Los Angeles Times:
I'm On Medicare And I Still Got A $25,000 Hospital Bill
Unfortunately, Medicare Part A has a major gap in its coverage. As a senior citizen with Medicare Part A, I fell through that gap. I was diagnosed with prostate cancer, entered the hospital for a radical prostatectomy and spent the following two nights on a general surgical ward. Several weeks later, I was blindsided with a $25,334 bill for my hospitalization. The surgeon’s bill was an additional $4,695 that was not covered by Part A. Certain the bill was a mistake, I contacted the hospital billing department to remind them that I had Medicare Part A, and that Medicare Part A pays the cost of hospitalization. “That is correct,” the hospital representative replied. But I hadn’t been “admitted,” I was told; I had been hospitalized as an “outpatient” under “observation status.” (Andrew Taylor, 12/20)
A Hospital Staffer Diverted Drugs, And I Got Hepatitis C. Diversion Is Common
In 2009, I checked into the surgical ward of Denver’s Rose Medical Center to have a kidney stone removed. It was a minor procedure, and I emerged from the hospital a bit groggy but otherwise seemingly unscathed. Little did I know that I was soon to be plunged into the shadowy world of drug diversion. About six weeks after the operation, I was overcome by a crush of debilitating symptoms — it felt like I had the flu on steroids. As a single parent of a 1-year-old, I was terrified it would get worse. When I went to a local urgent care center, the doctor sent me straight to Rose’s emergency department. Blood tests showed I had hepatitis C — a life-threatening condition that can lead to cirrhosis or liver cancer. (Lauren Lollini, 12/20)
The Washington Post:
The Government Spending Bill Includes A Major Victory For Gun Safety Advocates

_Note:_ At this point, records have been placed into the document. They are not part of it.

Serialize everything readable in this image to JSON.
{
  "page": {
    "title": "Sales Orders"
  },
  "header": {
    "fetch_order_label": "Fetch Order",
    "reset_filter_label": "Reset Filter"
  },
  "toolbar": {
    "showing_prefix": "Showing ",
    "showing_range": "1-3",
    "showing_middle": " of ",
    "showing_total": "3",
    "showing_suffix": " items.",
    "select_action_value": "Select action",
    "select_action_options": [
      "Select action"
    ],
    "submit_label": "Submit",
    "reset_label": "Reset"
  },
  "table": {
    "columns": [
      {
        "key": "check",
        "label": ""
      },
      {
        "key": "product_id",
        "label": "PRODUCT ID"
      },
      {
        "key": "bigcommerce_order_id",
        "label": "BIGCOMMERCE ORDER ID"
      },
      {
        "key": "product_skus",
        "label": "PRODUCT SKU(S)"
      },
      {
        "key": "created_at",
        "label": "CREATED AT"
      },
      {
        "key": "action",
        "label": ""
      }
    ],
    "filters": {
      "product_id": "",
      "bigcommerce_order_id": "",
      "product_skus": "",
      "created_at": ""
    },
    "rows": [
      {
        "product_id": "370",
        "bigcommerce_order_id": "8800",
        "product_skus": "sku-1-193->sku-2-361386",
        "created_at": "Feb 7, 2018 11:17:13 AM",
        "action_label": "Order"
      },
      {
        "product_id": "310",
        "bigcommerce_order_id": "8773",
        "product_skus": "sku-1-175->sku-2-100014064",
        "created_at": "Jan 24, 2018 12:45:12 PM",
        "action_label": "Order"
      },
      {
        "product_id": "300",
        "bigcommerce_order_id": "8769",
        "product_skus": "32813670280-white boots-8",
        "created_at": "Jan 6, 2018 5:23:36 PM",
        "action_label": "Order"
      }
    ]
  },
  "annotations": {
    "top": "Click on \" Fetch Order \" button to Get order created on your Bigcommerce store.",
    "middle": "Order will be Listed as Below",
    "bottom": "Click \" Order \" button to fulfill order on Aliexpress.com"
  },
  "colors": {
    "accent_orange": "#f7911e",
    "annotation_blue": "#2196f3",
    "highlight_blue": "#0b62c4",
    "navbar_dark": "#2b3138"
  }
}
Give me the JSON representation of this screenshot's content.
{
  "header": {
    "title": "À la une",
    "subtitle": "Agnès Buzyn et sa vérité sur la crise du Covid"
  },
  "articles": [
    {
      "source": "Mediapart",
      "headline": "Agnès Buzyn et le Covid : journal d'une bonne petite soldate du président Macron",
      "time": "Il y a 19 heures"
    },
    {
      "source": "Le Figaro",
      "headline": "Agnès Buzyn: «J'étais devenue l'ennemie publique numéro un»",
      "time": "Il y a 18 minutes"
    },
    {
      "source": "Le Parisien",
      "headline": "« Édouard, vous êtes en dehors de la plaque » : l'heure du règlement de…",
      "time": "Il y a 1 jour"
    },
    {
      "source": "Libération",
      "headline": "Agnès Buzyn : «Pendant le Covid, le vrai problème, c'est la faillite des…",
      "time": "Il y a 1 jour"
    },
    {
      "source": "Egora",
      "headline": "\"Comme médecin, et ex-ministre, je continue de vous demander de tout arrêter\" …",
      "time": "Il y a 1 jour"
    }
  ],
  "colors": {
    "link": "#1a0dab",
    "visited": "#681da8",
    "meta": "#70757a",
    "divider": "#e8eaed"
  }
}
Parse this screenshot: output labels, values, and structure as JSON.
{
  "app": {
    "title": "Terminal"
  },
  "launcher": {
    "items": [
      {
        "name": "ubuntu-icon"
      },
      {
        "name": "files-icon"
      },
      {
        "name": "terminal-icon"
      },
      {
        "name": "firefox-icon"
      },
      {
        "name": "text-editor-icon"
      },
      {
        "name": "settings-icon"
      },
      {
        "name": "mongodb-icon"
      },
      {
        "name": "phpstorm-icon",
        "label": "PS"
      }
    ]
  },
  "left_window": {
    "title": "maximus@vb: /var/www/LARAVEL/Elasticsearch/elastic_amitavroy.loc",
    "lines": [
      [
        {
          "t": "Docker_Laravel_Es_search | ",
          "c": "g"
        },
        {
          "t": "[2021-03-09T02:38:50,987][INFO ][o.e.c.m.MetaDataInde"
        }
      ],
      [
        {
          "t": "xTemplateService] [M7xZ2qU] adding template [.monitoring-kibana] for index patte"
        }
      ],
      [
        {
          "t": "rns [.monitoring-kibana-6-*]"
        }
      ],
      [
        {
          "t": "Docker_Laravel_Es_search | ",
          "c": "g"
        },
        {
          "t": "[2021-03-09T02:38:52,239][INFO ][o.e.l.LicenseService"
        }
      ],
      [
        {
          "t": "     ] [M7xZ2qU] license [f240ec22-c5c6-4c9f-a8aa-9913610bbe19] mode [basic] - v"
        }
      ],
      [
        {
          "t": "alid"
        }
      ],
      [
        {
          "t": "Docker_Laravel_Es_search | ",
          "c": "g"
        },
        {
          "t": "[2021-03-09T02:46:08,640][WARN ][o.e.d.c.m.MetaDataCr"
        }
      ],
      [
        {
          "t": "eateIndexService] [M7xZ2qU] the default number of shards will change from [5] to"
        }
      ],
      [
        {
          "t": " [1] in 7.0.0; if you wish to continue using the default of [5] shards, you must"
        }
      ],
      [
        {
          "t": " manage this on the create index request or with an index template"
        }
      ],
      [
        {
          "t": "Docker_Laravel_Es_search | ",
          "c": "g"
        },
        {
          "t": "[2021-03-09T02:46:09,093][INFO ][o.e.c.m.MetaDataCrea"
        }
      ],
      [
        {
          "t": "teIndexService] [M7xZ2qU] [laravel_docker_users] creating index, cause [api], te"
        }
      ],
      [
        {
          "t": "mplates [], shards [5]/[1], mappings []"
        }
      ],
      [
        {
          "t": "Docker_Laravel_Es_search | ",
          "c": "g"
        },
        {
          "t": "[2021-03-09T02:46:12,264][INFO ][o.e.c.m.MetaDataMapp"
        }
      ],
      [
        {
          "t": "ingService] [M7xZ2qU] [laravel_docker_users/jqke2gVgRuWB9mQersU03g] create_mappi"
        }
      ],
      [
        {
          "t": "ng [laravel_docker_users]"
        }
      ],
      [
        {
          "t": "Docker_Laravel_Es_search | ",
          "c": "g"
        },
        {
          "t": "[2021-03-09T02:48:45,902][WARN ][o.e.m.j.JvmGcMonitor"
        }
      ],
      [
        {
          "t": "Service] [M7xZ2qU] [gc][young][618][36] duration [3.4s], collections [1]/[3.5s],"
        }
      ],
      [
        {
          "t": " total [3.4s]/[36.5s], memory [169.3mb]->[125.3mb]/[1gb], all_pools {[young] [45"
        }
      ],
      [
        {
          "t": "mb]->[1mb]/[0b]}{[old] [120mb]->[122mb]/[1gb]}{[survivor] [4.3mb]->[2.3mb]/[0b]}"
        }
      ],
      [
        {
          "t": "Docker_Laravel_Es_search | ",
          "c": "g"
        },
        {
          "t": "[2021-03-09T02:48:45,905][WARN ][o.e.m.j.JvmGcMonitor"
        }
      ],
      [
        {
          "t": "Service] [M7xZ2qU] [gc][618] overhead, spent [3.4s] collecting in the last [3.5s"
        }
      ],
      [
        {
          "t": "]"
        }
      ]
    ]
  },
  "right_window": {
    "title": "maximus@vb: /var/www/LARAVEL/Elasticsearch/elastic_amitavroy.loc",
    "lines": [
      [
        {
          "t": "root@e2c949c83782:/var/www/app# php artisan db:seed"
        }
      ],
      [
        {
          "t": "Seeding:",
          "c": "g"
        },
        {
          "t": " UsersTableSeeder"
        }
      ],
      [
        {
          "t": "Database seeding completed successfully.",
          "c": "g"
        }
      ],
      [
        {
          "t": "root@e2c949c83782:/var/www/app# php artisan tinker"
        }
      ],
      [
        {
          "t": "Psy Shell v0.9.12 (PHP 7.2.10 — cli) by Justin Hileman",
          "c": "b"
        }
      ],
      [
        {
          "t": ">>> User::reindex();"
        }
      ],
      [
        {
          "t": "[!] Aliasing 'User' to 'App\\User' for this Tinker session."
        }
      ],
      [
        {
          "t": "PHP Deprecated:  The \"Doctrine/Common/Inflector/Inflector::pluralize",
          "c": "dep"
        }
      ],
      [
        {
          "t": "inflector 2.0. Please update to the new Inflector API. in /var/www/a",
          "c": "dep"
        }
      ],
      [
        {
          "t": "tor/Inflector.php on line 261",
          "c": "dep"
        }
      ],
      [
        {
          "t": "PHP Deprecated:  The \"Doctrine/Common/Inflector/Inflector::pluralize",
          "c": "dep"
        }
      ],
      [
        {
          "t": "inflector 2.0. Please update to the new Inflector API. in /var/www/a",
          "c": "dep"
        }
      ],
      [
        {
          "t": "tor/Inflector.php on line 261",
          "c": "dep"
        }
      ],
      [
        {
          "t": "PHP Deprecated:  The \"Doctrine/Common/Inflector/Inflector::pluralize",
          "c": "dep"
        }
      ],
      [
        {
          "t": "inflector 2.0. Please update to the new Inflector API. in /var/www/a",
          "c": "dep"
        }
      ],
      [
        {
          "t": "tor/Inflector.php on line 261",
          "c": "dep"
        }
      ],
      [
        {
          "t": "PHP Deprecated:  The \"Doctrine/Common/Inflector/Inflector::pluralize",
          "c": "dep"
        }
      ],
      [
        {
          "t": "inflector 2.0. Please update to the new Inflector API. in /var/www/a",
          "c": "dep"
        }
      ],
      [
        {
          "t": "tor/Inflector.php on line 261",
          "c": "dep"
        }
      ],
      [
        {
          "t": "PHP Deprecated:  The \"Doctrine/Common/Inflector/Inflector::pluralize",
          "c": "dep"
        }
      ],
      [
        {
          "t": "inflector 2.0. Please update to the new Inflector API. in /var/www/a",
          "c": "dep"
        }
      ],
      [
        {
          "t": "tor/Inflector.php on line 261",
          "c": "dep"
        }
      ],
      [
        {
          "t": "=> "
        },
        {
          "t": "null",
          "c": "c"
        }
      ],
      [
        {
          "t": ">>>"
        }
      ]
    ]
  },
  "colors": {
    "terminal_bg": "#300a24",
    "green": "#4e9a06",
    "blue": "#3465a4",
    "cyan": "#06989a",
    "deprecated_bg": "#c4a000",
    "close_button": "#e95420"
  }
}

Scholars at the nonpartisan Rand Corp. last year published the findings of a two-year study that assessed available scientific evidence on the real effects of gun laws and policies. One of their biggest takeaways was that there was no good evidence on key questions of gun safety and violence. Why not? Because many issues have gone unstudied as the result of congressional appropriations language that chilled U.S. government investments in gun research. Now this ridiculous situation is about to change. (12/19)
Aducanumab Isn't The Simple Solution To The Alzheimer's Crisis
This year’s Clinical Trials on Alzheimer’s Disease meeting began in mid-December with a bang and ended a few days later with hallway conversations laced with worry. The topic, in both cases, was aducanumab, an experimental drug for treating people with Alzheimer’s disease. The meeting got off to celebratory start as a top Biogen scientist presented results showing that the highest dose of aducanumab may benefit people with mild cognitive impairment (MCI) and elevated amounts of a protein called amyloid in the brain. That presentation represented an about-face for the company, which had pulled the plug on two trials of the drug in March. (Jason Karlawish, 12/20)
Medicaid: Andy Beshear's Rejection Of Barriers Helps All Kentuckians
Health coverage is foundational to good health, and in Kentucky no single insurer is as foundational as Medicaid. In a very real way, Medicaid is for all of us. From childhood, through our working years, to senior care, Medicaid covers all Kentuckians in all stages of life. For that reason, we have a lot to celebrate now that a proposed battery of barriers to Medicaid coverage has finally been rejected thanks to Gov. Andy Beshear. These barriers would have led to at least 100,000 Kentuckians losing their health coverage and finding themselves one accident or bout of sickness away from financial ruin or a health catastrophe. (Dustin Pugel, 12/19)